Circling Back Home: A Plainswoman’s Journey is a finalist in the 2014 WILLA Literary Awards and a nominee in the 2014 Will Rogers Medallion Awards. Written by first-time author Darcy Lipp-Acord, the book has been well received since its publication by the South Dakota State Historical Society in 2013. In Circling Back Home, Lipp-Acord looks to her past to create a life of significance for her family at a time when values of home, family and care of the land seem increasingly absent. She mourns the loss of one child and celebrates the births of others while balancing her own desire to put down roots with her husband’s life as an itinerant ranch hand. Written over 10 years, Lip-Acord’s essays compose a picture of endurance and grace as the author addresses her history and finds her way home. Award-winning author Linda M. Hasselstrom contributes a foreword, stating that “Circling Back Home reflects the life of a ranch woman in all its prismatic variety.” “Darcy Lipp-Acord has written a great testament to American values and the experience of women on the plains,” said South Dakota State Historical Society Director Jay D. Vogt. “Different than the typical cowboy or cowgirl narrative, her book shares the story of countless women who worked to keep their families together in an unforgiving landscape.” “Because she writes well and makes us care, it is a joy when Darcy Lipp-Acord can say, ‘I feel like I’ve finally arrived,’” says Susan Schoch, reviewer for Story Circle Book Reviews. “How she gets there makes a fine story … a good one to pass along to a friend.” The WILLA Literary Award is named in honor of Willa Cather, a Pulitzer Prize-winning author. It is awarded annually for outstanding literature featuring women’s stories set in the West and is chosen by a panel of professional librarians. Circling Back Home was named a finalist in the Creative Non-fiction category. Laura Ingalls Wilder: A Writer’s Life, also published by the State Historical Society, won in 2008.

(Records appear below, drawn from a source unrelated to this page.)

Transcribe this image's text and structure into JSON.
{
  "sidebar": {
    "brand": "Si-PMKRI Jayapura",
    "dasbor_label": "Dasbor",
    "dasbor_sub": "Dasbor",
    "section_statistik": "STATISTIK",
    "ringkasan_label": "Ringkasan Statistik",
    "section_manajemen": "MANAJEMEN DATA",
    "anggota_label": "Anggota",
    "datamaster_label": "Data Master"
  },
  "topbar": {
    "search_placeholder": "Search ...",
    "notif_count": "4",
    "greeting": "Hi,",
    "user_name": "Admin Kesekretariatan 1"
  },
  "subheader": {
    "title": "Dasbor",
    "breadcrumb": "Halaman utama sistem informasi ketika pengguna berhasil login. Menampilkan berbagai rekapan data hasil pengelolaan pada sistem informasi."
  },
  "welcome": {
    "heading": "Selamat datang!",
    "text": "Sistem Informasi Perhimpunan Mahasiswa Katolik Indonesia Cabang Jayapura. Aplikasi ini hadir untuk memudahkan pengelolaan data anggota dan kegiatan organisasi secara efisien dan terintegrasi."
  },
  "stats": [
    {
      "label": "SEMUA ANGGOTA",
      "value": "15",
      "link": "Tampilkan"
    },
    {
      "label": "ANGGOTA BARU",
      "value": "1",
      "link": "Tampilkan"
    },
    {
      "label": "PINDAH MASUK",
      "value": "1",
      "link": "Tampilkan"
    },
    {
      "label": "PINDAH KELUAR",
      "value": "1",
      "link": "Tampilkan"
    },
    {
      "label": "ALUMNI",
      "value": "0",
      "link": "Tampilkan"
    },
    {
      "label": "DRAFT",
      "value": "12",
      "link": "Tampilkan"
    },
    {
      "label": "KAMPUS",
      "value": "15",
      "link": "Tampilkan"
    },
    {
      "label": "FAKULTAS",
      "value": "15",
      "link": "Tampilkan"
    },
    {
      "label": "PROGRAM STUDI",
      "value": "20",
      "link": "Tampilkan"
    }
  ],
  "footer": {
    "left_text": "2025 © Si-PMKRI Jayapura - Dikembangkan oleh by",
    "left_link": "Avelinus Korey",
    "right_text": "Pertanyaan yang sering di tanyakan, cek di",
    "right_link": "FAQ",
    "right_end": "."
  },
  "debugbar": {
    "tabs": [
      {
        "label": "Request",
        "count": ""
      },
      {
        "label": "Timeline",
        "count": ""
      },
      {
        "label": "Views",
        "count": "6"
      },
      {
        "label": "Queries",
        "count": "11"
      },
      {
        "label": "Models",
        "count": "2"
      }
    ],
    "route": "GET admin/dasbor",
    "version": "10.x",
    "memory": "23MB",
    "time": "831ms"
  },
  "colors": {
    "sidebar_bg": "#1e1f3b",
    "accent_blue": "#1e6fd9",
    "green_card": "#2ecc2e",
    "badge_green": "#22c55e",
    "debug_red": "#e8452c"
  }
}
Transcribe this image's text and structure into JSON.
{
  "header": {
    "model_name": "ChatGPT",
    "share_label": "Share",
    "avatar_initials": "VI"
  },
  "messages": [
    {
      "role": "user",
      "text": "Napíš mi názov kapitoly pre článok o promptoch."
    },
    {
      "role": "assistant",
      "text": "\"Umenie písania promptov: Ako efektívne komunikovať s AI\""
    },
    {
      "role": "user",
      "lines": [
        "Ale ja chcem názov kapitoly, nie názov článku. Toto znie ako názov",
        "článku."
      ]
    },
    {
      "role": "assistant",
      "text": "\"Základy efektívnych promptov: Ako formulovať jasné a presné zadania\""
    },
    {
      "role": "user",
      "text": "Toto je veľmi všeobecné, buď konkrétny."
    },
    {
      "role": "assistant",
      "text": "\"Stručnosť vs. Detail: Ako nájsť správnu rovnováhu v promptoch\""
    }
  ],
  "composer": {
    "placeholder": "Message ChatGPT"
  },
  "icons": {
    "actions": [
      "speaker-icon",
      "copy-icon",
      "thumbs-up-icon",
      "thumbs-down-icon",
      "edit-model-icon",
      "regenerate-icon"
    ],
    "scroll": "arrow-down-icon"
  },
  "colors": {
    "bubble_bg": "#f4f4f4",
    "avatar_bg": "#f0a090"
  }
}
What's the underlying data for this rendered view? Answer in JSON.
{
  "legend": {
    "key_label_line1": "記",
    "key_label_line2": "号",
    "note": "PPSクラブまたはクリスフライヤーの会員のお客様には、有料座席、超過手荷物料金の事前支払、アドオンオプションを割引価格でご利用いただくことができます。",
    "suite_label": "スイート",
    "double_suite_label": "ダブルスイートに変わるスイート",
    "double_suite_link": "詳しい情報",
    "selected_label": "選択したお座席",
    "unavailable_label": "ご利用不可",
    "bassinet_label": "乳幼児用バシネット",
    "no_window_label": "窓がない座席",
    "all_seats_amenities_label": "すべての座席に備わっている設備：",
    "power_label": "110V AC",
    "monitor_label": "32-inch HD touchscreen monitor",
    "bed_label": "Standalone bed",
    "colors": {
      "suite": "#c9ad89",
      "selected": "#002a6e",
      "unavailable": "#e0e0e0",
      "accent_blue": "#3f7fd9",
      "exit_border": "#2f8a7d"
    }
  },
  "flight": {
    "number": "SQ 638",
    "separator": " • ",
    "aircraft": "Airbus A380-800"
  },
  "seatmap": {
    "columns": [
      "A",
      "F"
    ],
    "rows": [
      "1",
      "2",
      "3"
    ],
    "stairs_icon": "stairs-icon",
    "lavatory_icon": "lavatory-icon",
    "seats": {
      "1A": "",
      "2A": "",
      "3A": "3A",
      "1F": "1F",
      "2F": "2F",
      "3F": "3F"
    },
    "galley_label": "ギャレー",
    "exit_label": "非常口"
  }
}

In October the winners and ranking for the Will Rogers Medallion Award will be announced at a ceremony in Fort Worth, Texas. Circling Back Home was nominated in the Western Biographies and Memoirs category and is the first South Dakota Historical Society Press book to be nominated for a Will Rogers Medallion Award. Originally created to recognize quality works of cowboy poetry that honored the Will Rogers heritage, the award has expanded to include all works of Western literature. Circling Back Home is available for $16.95 plus shipping and tax and can be purchased from most bookstores or ordered directly from the South Dakota Historical Society Press. Visit www.sdshspress.com, call (605) 773-6009 or email firstname.lastname@example.org.